### Component data from apps and pages
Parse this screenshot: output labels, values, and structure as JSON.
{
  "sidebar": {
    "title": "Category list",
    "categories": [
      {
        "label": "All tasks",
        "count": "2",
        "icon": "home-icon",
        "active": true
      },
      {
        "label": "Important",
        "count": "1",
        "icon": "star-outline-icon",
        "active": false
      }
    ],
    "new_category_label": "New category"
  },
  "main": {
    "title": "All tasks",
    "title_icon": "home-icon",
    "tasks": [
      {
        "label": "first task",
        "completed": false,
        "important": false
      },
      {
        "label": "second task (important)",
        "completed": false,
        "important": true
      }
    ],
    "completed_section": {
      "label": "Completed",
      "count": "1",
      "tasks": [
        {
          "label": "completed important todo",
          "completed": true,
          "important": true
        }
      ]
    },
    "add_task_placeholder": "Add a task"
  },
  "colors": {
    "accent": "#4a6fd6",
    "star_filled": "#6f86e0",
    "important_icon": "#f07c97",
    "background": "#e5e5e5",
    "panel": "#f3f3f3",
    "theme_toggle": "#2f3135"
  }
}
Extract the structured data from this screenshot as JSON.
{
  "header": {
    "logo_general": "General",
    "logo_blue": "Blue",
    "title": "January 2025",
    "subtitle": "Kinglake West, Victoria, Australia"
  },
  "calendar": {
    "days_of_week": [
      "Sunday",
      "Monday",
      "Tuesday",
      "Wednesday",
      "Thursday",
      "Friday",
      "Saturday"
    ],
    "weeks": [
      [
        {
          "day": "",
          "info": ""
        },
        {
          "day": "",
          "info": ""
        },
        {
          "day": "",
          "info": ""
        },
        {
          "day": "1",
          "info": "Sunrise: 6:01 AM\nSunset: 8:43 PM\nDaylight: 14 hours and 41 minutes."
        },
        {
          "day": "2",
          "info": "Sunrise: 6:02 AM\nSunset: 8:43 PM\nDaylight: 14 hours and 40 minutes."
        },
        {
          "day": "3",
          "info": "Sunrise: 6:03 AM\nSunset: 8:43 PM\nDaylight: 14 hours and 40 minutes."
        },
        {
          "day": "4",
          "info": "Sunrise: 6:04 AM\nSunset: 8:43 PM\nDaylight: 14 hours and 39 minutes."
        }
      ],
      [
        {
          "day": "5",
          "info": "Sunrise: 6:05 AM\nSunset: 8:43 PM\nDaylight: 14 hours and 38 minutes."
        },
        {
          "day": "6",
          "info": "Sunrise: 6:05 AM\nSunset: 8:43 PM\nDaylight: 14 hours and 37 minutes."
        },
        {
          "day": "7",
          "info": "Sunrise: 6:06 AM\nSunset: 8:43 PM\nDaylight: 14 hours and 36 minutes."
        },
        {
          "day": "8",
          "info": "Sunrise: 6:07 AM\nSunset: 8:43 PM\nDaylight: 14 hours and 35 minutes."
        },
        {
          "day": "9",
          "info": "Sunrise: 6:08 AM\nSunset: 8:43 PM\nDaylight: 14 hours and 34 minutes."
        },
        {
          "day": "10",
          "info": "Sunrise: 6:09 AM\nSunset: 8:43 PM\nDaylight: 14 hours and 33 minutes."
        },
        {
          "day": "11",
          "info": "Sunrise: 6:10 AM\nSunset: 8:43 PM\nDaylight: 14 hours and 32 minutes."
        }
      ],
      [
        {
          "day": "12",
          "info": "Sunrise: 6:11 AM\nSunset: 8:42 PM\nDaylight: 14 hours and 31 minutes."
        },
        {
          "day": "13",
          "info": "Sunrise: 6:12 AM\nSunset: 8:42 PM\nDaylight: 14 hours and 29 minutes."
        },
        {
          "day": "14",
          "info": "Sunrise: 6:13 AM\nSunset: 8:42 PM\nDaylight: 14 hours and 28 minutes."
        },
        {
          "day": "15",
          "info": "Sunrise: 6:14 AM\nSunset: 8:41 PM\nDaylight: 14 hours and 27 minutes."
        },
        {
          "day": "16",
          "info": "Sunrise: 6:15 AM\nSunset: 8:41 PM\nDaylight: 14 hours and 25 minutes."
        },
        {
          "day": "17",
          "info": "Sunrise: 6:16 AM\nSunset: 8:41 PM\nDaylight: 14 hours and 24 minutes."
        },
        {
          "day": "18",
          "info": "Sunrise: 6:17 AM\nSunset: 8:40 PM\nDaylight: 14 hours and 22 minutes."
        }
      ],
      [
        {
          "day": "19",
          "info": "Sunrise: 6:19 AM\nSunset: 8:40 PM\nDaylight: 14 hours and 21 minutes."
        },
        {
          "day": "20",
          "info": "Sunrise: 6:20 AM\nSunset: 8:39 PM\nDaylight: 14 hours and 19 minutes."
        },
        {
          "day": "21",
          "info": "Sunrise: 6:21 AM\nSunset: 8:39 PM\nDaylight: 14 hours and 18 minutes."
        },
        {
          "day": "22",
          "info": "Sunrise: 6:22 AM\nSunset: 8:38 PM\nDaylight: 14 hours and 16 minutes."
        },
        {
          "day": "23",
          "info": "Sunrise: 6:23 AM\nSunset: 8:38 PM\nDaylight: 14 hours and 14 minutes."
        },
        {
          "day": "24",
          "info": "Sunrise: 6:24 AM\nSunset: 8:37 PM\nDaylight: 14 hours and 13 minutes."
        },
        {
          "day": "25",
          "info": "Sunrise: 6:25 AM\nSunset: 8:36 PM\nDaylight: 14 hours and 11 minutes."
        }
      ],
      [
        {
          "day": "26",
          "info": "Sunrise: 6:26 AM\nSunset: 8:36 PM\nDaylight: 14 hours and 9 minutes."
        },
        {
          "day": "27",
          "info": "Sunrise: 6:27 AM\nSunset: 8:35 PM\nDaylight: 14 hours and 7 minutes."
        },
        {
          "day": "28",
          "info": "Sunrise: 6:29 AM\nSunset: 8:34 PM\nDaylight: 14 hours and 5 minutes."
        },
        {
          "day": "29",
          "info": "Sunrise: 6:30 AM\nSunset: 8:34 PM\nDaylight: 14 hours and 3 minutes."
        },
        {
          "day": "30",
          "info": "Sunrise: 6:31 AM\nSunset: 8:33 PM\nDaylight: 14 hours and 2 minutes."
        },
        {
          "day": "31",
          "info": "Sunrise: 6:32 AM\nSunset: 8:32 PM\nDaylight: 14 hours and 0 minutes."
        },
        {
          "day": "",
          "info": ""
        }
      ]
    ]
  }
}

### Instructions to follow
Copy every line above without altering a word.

### Expected answer
Parse this screenshot: output labels, values, and structure as JSON.
{
  "sidebar": {
    "title": "Category list",
    "categories": [
      {
        "label": "All tasks",
        "count": "2",
        "icon": "home-icon",
        "active": true
      },
      {
        "label": "Important",
        "count": "1",
        "icon": "star-outline-icon",
        "active": false
      }
    ],
    "new_category_label": "New category"
  },
  "main": {
    "title": "All tasks",
    "title_icon": "home-icon",
    "tasks": [
      {
        "label": "first task",
        "completed": false,
        "important": false
      },
      {
        "label": "second task (important)",
        "completed": false,
        "important": true
      }
    ],
    "completed_section": {
      "label": "Completed",
      "count": "1",
      "tasks": [
        {
          "label": "completed important todo",
          "completed": true,
          "important": true
        }
      ]
    },
    "add_task_placeholder": "Add a task"
  },
  "colors": {
    "accent": "#4a6fd6",
    "star_filled": "#6f86e0",
    "important_icon": "#f07c97",
    "background": "#e5e5e5",
    "panel": "#f3f3f3",
    "theme_toggle": "#2f3135"
  }
}
Extract the structured data from this screenshot as JSON.
{
  "header": {
    "logo_general": "General",
    "logo_blue": "Blue",
    "title": "January 2025",
    "subtitle": "Kinglake West, Victoria, Australia"
  },
  "calendar": {
    "days_of_week": [
      "Sunday",
      "Monday",
      "Tuesday",
      "Wednesday",
      "Thursday",
      "Friday",
      "Saturday"
    ],
    "weeks": [
      [
        {
          "day": "",
          "info": ""
        },
        {
          "day": "",
          "info": ""
        },
        {
          "day": "",
          "info": ""
        },
        {
          "day": "1",
          "info": "Sunrise: 6:01 AM\nSunset: 8:43 PM\nDaylight: 14 hours and 41 minutes."
        },
        {
          "day": "2",
          "info": "Sunrise: 6:02 AM\nSunset: 8:43 PM\nDaylight: 14 hours and 40 minutes."
        },
        {
          "day": "3",
          "info": "Sunrise: 6:03 AM\nSunset: 8:43 PM\nDaylight: 14 hours and 40 minutes."
        },
        {
          "day": "4",
          "info": "Sunrise: 6:04 AM\nSunset: 8:43 PM\nDaylight: 14 hours and 39 minutes."
        }
      ],
      [
        {
          "day": "5",
          "info": "Sunrise: 6:05 AM\nSunset: 8:43 PM\nDaylight: 14 hours and 38 minutes."
        },
        {
          "day": "6",
          "info": "Sunrise: 6:05 AM\nSunset: 8:43 PM\nDaylight: 14 hours and 37 minutes."
        },
        {
          "day": "7",
          "info": "Sunrise: 6:06 AM\nSunset: 8:43 PM\nDaylight: 14 hours and 36 minutes."
        },
        {
          "day": "8",
          "info": "Sunrise: 6:07 AM\nSunset: 8:43 PM\nDaylight: 14 hours and 35 minutes."
        },
        {
          "day": "9",
          "info": "Sunrise: 6:08 AM\nSunset: 8:43 PM\nDaylight: 14 hours and 34 minutes."
        },
        {
          "day": "10",
          "info": "Sunrise: 6:09 AM\nSunset: 8:43 PM\nDaylight: 14 hours and 33 minutes."
        },
        {
          "day": "11",
          "info": "Sunrise: 6:10 AM\nSunset: 8:43 PM\nDaylight: 14 hours and 32 minutes."
        }
      ],
      [
        {
          "day": "12",
          "info": "Sunrise: 6:11 AM\nSunset: 8:42 PM\nDaylight: 14 hours and 31 minutes."
        },
        {
          "day": "13",
          "info": "Sunrise: 6:12 AM\nSunset: 8:42 PM\nDaylight: 14 hours and 29 minutes."
        },
        {
          "day": "14",
          "info": "Sunrise: 6:13 AM\nSunset: 8:42 PM\nDaylight: 14 hours and 28 minutes."
        },
        {
          "day": "15",
          "info": "Sunrise: 6:14 AM\nSunset: 8:41 PM\nDaylight: 14 hours and 27 minutes."
        },
        {
          "day": "16",
          "info": "Sunrise: 6:15 AM\nSunset: 8:41 PM\nDaylight: 14 hours and 25 minutes."
        },
        {
          "day": "17",
          "info": "Sunrise: 6:16 AM\nSunset: 8:41 PM\nDaylight: 14 hours and 24 minutes."
        },
        {
          "day": "18",
          "info": "Sunrise: 6:17 AM\nSunset: 8:40 PM\nDaylight: 14 hours and 22 minutes."
        }
      ],
      [
        {
          "day": "19",
          "info": "Sunrise: 6:19 AM\nSunset: 8:40 PM\nDaylight: 14 hours and 21 minutes."
        },
        {
          "day": "20",
          "info": "Sunrise: 6:20 AM\nSunset: 8:39 PM\nDaylight: 14 hours and 19 minutes."
        },
        {
          "day": "21",
          "info": "Sunrise: 6:21 AM\nSunset: 8:39 PM\nDaylight: 14 hours and 18 minutes."
        },
        {
          "day": "22",
          "info": "Sunrise: 6:22 AM\nSunset: 8:38 PM\nDaylight: 14 hours and 16 minutes."
        },
        {
          "day": "23",
          "info": "Sunrise: 6:23 AM\nSunset: 8:38 PM\nDaylight: 14 hours and 14 minutes."
        },
        {
          "day": "24",
          "info": "Sunrise: 6:24 AM\nSunset: 8:37 PM\nDaylight: 14 hours and 13 minutes."
        },
        {
          "day": "25",
          "info": "Sunrise: 6:25 AM\nSunset: 8:36 PM\nDaylight: 14 hours and 11 minutes."
        }
      ],
      [
        {
          "day": "26",
          "info": "Sunrise: 6:26 AM\nSunset: 8:36 PM\nDaylight: 14 hours and 9 minutes."
        },
        {
          "day": "27",
          "info": "Sunrise: 6:27 AM\nSunset: 8:35 PM\nDaylight: 14 hours and 7 minutes."
        },
        {
          "day": "28",
          "info": "Sunrise: 6:29 AM\nSunset: 8:34 PM\nDaylight: 14 hours and 5 minutes."
        },
        {
          "day": "29",
          "info": "Sunrise: 6:30 AM\nSunset: 8:34 PM\nDaylight: 14 hours and 3 minutes."
        },
        {
          "day": "30",
          "info": "Sunrise: 6:31 AM\nSunset: 8:33 PM\nDaylight: 14 hours and 2 minutes."
        },
        {
          "day": "31",
          "info": "Sunrise: 6:32 AM\nSunset: 8:32 PM\nDaylight: 14 hours and 0 minutes."
        },
        {
          "day": "",
          "info": ""
        }
      ]
    ]
  }
}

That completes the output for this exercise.